_WHAT NEEDS TO BE DONE_
Your task is to find every line in the records that holds the string "value" and copy it.
----- MATERIAL PROVIDED -----
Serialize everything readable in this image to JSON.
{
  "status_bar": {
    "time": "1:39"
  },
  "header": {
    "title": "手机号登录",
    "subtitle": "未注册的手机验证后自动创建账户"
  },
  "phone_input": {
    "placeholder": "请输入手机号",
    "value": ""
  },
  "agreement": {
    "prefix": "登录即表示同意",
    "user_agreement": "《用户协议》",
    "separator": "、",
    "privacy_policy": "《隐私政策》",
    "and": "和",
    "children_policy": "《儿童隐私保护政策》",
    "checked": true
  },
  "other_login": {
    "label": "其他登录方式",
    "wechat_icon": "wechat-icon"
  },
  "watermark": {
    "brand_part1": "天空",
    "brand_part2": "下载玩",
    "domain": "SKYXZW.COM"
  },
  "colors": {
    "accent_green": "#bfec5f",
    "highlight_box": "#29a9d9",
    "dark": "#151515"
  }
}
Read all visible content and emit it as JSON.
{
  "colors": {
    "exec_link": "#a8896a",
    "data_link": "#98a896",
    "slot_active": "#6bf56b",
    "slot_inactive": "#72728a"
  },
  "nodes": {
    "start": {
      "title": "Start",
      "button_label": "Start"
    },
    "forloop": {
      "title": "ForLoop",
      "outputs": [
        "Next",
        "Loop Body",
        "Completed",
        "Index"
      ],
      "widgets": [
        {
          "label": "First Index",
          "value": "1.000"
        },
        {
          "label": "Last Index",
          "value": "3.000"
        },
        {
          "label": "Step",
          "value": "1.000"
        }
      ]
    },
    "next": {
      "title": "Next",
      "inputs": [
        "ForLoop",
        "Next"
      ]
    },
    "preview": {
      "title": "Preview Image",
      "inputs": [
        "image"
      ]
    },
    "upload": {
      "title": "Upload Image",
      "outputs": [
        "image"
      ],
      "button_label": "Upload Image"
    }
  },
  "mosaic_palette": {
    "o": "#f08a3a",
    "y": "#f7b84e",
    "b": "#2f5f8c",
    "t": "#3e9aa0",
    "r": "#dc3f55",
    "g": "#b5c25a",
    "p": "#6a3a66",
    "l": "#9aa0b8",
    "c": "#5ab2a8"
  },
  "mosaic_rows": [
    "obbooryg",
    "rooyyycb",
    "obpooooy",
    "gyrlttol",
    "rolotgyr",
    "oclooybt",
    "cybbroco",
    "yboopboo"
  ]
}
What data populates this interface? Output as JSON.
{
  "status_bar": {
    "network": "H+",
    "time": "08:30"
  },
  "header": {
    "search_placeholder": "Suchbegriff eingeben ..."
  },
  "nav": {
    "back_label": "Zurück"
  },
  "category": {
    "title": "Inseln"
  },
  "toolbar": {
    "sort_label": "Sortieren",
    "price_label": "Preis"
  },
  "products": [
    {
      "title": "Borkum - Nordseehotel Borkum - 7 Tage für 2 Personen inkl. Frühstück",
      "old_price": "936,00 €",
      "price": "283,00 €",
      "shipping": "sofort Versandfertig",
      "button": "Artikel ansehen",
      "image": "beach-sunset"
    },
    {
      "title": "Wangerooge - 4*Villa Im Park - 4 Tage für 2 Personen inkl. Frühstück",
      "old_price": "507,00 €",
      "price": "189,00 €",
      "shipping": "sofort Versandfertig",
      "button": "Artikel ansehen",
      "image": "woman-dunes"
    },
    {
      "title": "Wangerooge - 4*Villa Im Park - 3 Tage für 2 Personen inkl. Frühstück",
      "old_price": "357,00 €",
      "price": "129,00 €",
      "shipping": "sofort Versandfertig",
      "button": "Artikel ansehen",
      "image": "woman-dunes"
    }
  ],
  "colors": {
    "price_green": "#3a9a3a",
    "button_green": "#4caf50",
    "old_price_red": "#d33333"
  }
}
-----
_OUTPUT OF THE EXERCISE_
    "value": ""
          "value": "1.000"
          "value": "3.000"
          "value": "1.000"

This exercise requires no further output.